A new cost-saving computer technology being implemented by the IRS has left the agency vulnerable to hacking, putting taxpayers’ info at risk, an investigative report has found.

“Virtual” servers, like other advances in cloud computing, allow several servers to run on a single physical host. It can save on money and electricity, tech experts say.

But although the IRS has developed cybersecurity guidelines, many of the servers aren’t following them, said a report by the agency’s internal watchdog, the Inspector General for Tax Administration.

In fact, the servers failed 43 percent of the tests investigators put them through, though they aren’t releasing what those tests and settings are due to security concerns.

Although the IRS Virtualization Project Office “has established processes to monitor its virtual infrastructure, we found that security configuration settings on hosts were not in accordance with IRS policy,” the IG said.

The potential for abuse could be much greater than in the past. The IG said that if hackers are able to breach one physical server, they could potentially have access to the information stored on all the virtual servers on that machine, too.

The IRS said some security practices have been temporarily placed on hold while they complete the upgrade.

“Because of the dynamic nature of such a major upgrade, we suspended some of our routine support practices and focused our resources on completing our upgrades in as short a time as possible,” a response from the agency said. “Once the upgrade is complete, we will not only resume our practices, but will also implement improvements to our support practices.”

Putting multiple virtual servers on a single physical one has allowed the IRS to save millions on hardware and upkeep. The agency currently has 5,399 virtual servers on 328 real ones, and estimates it is saving $51 million on costs.

But investigators also found that 63 percent of the servers were missing critical update patches.
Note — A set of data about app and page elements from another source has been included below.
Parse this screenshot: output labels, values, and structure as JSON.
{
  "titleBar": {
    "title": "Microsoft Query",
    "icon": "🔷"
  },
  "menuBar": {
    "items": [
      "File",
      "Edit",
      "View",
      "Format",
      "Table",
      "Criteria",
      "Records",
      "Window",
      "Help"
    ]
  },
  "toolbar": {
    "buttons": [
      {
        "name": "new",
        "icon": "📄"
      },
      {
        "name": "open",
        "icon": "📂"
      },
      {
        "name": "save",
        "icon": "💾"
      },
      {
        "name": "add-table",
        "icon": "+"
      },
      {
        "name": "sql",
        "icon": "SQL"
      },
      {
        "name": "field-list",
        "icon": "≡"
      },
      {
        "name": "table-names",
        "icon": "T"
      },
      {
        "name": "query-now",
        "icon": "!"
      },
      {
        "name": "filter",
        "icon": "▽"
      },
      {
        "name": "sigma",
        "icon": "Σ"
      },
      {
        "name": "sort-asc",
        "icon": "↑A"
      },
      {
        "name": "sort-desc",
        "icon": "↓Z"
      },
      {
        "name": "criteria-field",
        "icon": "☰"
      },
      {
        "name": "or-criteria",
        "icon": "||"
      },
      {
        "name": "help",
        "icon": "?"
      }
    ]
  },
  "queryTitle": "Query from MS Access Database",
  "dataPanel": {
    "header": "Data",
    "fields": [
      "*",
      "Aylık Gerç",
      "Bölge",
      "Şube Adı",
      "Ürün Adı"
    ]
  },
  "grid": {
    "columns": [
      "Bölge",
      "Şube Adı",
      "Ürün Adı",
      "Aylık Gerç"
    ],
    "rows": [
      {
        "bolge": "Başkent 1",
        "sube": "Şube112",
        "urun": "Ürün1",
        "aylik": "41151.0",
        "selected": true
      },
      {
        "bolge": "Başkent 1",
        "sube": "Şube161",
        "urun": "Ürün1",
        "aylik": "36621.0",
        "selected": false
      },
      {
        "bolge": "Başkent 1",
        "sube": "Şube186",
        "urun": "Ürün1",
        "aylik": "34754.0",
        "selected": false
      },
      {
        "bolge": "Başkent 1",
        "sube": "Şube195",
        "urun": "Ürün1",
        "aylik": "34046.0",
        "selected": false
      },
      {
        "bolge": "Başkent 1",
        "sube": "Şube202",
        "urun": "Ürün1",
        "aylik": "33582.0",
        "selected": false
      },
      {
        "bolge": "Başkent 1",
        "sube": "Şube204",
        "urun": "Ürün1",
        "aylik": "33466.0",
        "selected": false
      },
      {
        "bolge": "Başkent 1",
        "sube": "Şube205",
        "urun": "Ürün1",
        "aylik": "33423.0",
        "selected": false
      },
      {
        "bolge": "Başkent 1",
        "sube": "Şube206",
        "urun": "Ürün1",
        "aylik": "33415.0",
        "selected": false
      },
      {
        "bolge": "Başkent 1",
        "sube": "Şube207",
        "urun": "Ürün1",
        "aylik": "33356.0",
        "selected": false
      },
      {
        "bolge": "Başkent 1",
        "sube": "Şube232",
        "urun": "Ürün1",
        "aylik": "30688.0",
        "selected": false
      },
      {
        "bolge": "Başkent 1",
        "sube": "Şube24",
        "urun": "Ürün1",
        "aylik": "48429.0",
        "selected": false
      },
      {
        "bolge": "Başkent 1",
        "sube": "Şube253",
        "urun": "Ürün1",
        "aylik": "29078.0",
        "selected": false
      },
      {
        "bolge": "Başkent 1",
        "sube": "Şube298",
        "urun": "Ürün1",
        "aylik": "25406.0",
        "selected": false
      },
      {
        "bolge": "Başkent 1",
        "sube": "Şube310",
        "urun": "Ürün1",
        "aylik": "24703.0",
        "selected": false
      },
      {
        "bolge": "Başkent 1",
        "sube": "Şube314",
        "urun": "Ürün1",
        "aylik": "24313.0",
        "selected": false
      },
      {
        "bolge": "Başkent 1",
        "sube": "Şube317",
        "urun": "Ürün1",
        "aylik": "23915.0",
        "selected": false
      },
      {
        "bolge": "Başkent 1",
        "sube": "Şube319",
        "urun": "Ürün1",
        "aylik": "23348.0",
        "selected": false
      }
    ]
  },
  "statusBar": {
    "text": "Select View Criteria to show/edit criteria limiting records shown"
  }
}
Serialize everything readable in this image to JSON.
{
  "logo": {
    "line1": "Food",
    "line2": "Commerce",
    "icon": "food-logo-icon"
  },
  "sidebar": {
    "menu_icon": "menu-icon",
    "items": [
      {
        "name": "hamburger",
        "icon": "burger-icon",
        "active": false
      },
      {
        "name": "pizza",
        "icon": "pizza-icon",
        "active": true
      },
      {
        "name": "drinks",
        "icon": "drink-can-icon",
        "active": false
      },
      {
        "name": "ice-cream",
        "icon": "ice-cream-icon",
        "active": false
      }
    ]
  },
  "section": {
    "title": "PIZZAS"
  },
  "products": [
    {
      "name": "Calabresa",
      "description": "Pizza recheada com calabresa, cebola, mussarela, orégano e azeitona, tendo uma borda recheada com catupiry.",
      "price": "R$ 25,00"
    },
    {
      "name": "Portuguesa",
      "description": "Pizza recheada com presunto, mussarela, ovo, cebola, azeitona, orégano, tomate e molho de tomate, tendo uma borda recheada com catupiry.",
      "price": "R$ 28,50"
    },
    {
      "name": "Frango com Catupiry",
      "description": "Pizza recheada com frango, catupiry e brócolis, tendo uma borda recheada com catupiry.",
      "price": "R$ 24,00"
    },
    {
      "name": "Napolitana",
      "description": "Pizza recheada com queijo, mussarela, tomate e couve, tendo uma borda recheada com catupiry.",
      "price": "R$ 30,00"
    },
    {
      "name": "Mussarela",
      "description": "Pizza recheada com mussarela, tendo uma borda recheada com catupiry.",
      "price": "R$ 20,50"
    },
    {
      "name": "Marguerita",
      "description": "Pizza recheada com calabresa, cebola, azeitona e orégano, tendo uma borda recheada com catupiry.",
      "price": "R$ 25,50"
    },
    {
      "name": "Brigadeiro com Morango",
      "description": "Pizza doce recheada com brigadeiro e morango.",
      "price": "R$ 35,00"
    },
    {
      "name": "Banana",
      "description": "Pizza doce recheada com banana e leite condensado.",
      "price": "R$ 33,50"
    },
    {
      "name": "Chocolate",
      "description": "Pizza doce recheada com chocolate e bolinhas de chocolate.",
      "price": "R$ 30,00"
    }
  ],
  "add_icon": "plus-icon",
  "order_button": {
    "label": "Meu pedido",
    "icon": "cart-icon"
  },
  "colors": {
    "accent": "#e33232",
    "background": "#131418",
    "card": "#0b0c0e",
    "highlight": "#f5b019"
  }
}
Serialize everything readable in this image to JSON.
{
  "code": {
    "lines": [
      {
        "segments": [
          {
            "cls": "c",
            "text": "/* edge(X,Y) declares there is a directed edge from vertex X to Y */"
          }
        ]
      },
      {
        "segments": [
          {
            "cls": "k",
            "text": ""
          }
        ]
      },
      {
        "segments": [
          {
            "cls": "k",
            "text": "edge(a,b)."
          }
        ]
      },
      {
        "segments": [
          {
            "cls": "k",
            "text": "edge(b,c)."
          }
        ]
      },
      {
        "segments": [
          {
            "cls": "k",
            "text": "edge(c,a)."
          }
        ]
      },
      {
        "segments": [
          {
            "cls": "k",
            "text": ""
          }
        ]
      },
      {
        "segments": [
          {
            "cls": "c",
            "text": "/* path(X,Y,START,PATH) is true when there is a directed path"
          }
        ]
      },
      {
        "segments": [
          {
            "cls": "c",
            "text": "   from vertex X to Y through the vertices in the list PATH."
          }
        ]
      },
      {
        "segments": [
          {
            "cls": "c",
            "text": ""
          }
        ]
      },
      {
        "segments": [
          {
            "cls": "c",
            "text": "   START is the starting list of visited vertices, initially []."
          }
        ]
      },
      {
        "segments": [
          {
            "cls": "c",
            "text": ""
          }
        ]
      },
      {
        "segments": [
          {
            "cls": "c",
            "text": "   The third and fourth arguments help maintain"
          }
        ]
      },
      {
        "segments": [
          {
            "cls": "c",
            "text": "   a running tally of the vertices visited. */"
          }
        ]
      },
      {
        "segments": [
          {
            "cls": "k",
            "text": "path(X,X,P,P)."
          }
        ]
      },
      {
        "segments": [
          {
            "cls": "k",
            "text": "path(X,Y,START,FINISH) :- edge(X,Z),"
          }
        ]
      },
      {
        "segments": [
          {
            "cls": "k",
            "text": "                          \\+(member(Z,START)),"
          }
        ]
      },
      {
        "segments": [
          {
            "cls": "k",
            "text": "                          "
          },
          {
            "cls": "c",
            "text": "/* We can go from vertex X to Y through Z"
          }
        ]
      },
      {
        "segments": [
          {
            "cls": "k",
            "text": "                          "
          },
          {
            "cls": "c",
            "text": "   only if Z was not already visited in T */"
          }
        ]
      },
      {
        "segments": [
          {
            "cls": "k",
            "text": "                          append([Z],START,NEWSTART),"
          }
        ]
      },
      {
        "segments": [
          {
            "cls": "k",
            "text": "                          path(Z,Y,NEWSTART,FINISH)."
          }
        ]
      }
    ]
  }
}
They also contended that records of the audits and evaluations of the systems were not properly tracked.